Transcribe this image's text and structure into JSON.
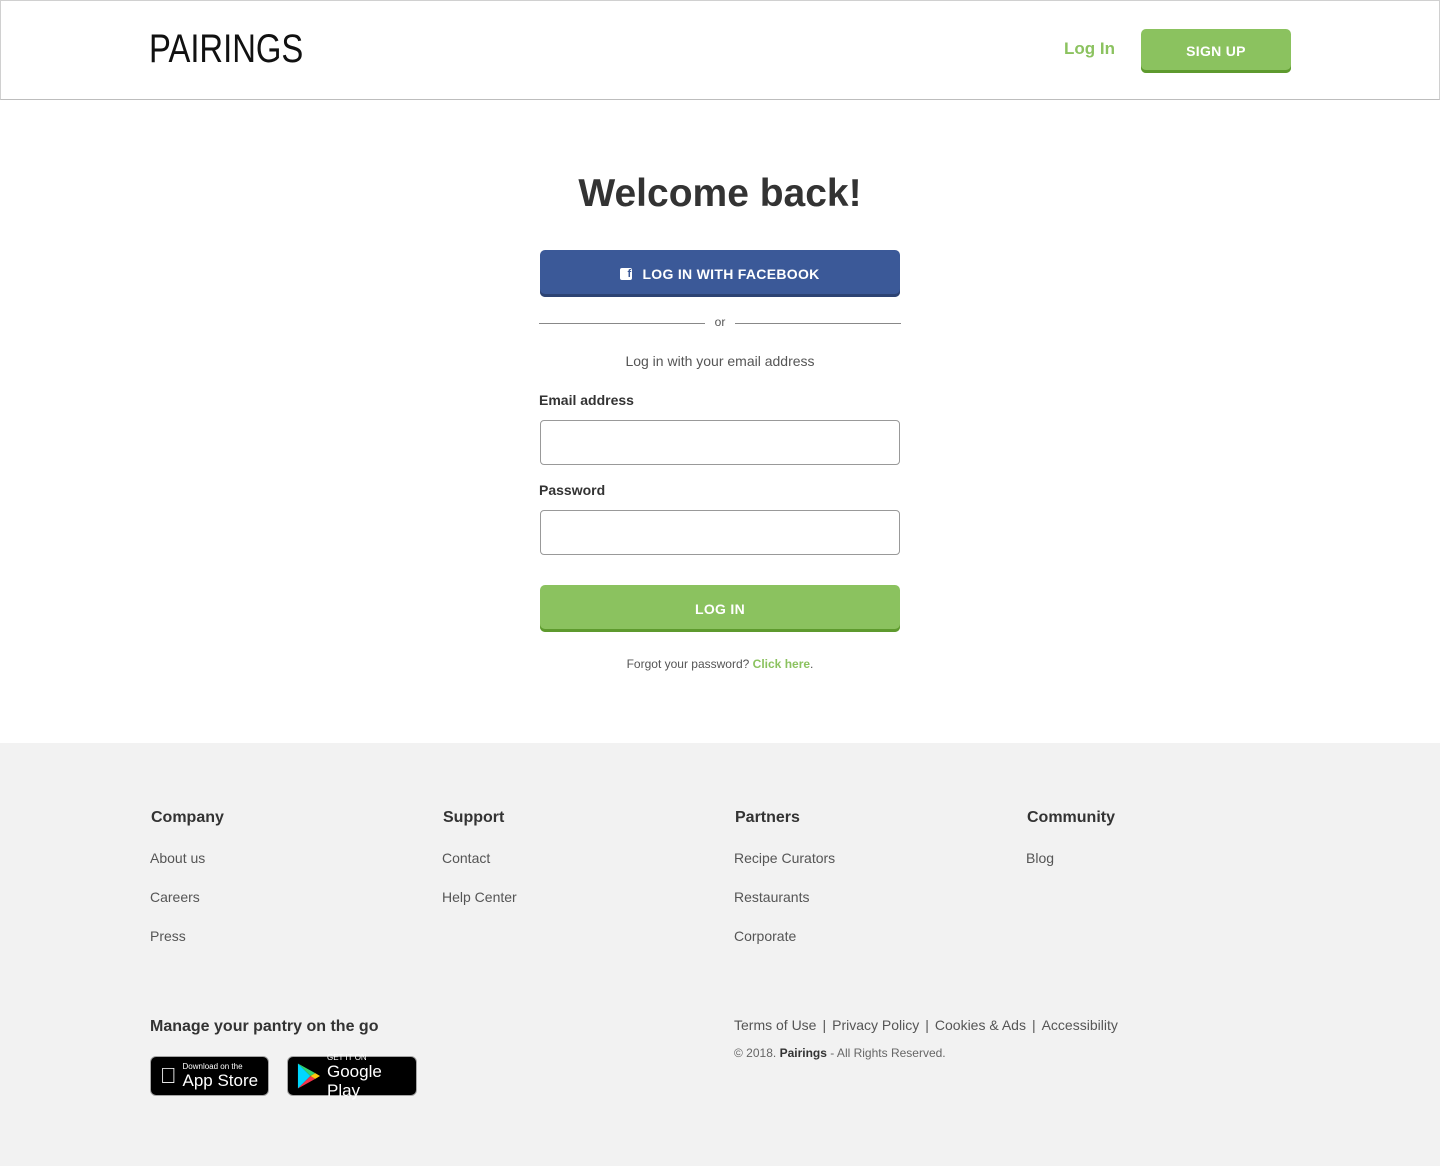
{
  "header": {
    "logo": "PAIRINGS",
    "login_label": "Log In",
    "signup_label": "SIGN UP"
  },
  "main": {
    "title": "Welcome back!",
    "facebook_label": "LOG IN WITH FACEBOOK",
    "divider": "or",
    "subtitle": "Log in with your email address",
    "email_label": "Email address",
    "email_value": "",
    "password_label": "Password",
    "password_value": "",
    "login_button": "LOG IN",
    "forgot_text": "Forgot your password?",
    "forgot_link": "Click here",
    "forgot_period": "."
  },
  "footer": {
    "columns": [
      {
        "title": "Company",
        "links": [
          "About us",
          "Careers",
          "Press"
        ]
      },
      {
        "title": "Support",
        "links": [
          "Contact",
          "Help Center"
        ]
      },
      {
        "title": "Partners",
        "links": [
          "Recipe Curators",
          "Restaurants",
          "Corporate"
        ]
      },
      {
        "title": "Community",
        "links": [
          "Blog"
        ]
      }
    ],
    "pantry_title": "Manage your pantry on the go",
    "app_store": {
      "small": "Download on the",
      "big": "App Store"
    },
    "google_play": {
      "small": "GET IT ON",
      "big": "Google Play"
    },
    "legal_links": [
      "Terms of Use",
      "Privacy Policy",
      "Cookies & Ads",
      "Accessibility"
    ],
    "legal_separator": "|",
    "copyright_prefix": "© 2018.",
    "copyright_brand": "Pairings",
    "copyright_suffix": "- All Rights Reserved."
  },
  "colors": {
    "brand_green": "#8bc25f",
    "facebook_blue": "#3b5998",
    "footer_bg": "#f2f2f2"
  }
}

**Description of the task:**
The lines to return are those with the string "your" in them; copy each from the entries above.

**Solved problem:**
    "subtitle": "Log in with your email address",
    "forgot_text": "Forgot your password?",
    "pantry_title": "Manage your pantry on the go",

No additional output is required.